(Website and app data records)

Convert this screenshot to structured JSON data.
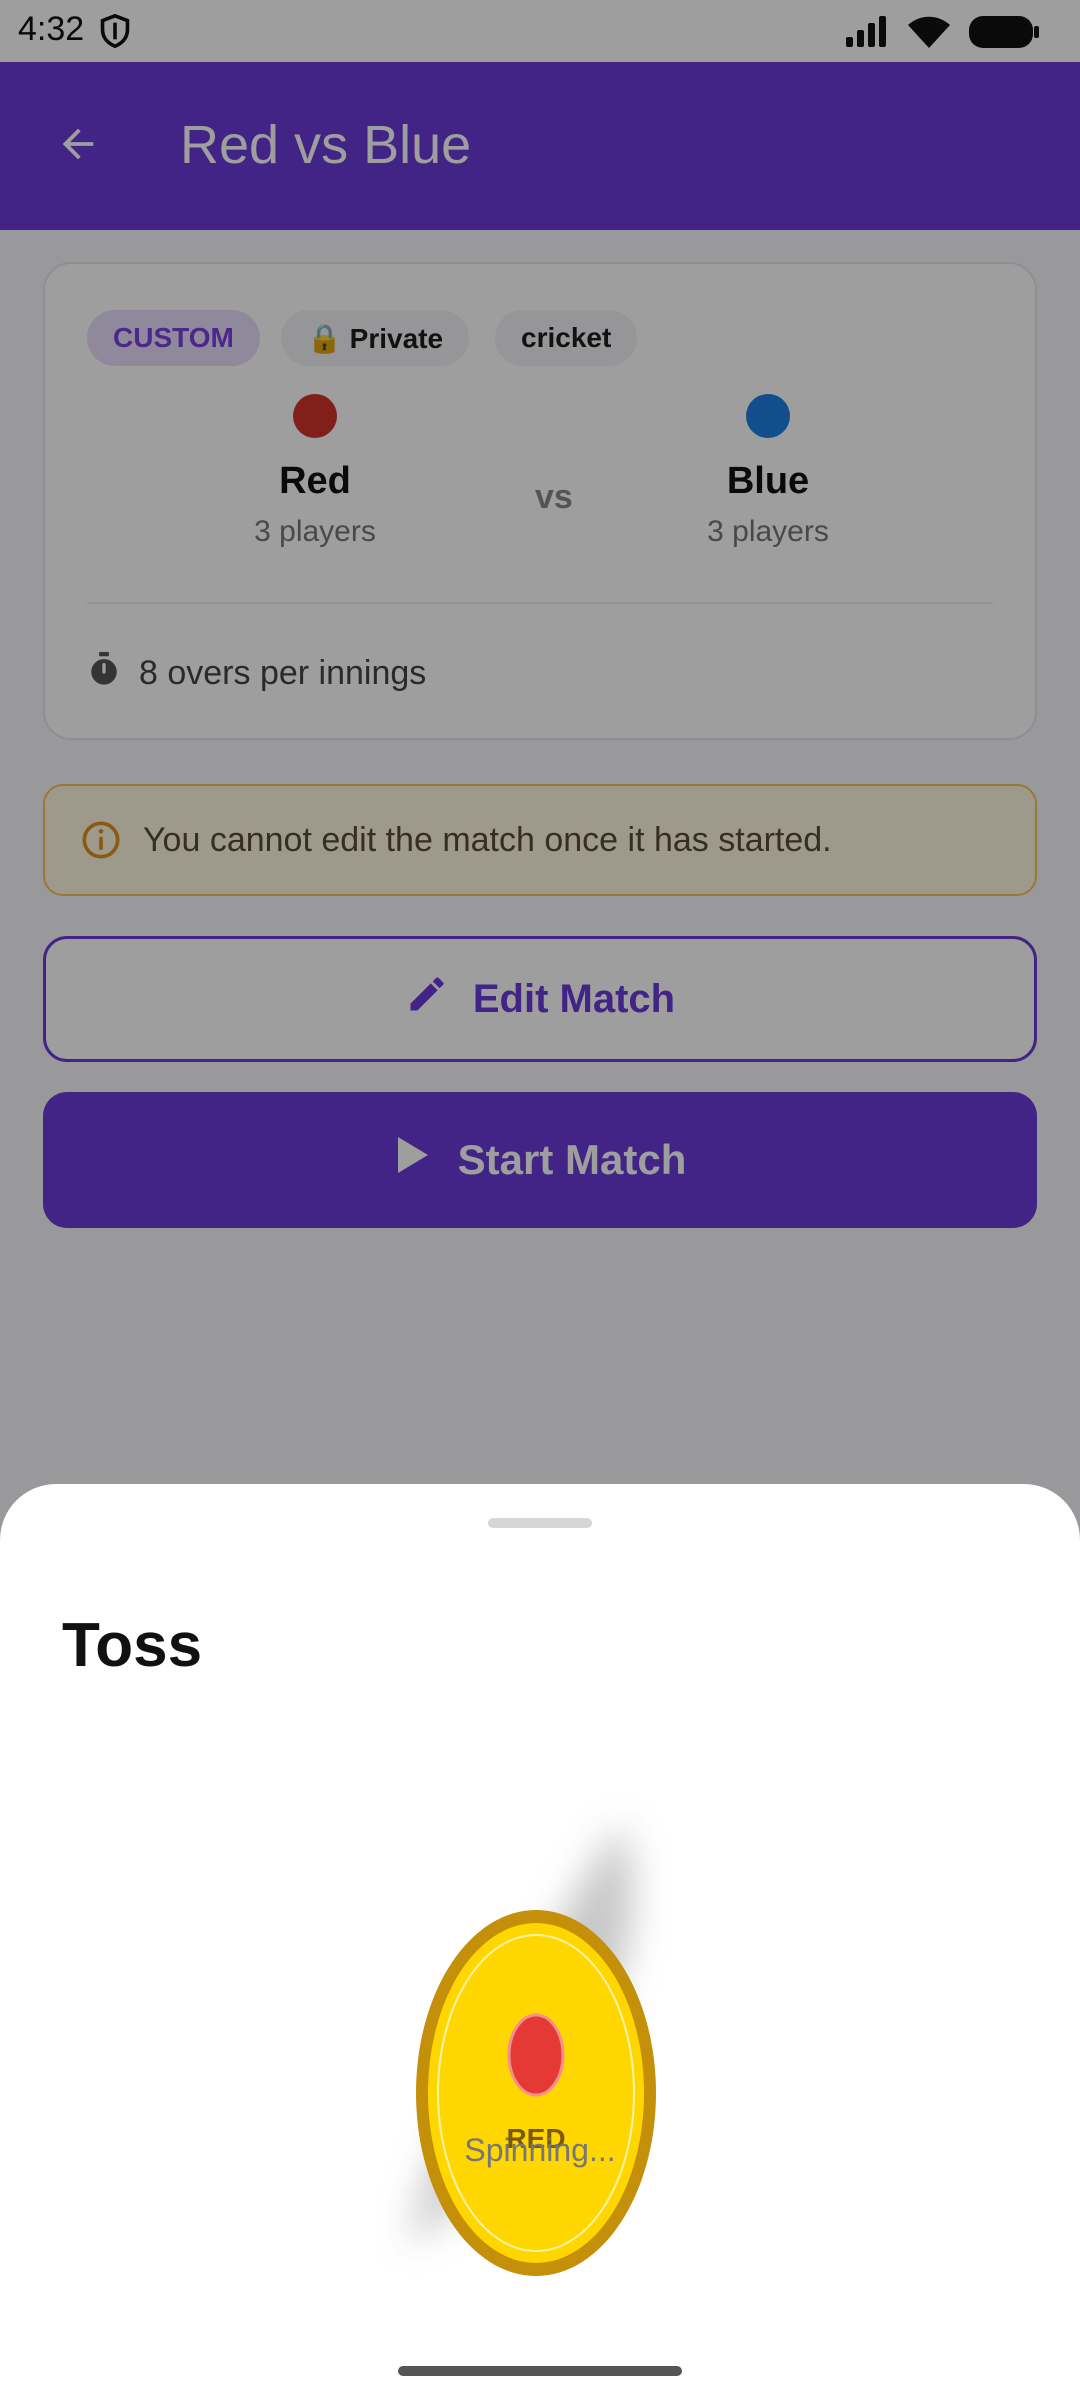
{
  "status_bar": {
    "time": "4:32"
  },
  "app_bar": {
    "title": "Red vs Blue"
  },
  "match_card": {
    "chips": {
      "custom": "CUSTOM",
      "private": "🔒 Private",
      "sport": "cricket"
    },
    "team_red": {
      "name": "Red",
      "players": "3 players",
      "color": "#d0342c"
    },
    "vs_label": "vs",
    "team_blue": {
      "name": "Blue",
      "players": "3 players",
      "color": "#1e7ee0"
    },
    "overs_text": "8 overs per innings"
  },
  "warning": {
    "text": "You cannot edit the match once it has started."
  },
  "buttons": {
    "edit_label": "Edit Match",
    "start_label": "Start Match"
  },
  "toss_sheet": {
    "title": "Toss",
    "coin_label": "RED",
    "status": "Spinning..."
  },
  "colors": {
    "primary": "#6b3bd9",
    "coin_gold": "#ffd600",
    "coin_rim": "#c4900a",
    "warning_border": "#f0c45a"
  }
}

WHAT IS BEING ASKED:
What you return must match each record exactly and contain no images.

RESPONSE AREA:
Convert this screenshot to structured JSON data.
{
  "status_bar": {
    "time": "4:32"
  },
  "app_bar": {
    "title": "Red vs Blue"
  },
  "match_card": {
    "chips": {
      "custom": "CUSTOM",
      "private": "🔒 Private",
      "sport": "cricket"
    },
    "team_red": {
      "name": "Red",
      "players": "3 players",
      "color": "#d0342c"
    },
    "vs_label": "vs",
    "team_blue": {
      "name": "Blue",
      "players": "3 players",
      "color": "#1e7ee0"
    },
    "overs_text": "8 overs per innings"
  },
  "warning": {
    "text": "You cannot edit the match once it has started."
  },
  "buttons": {
    "edit_label": "Edit Match",
    "start_label": "Start Match"
  },
  "toss_sheet": {
    "title": "Toss",
    "coin_label": "RED",
    "status": "Spinning..."
  },
  "colors": {
    "primary": "#6b3bd9",
    "coin_gold": "#ffd600",
    "coin_rim": "#c4900a",
    "warning_border": "#f0c45a"
  }
}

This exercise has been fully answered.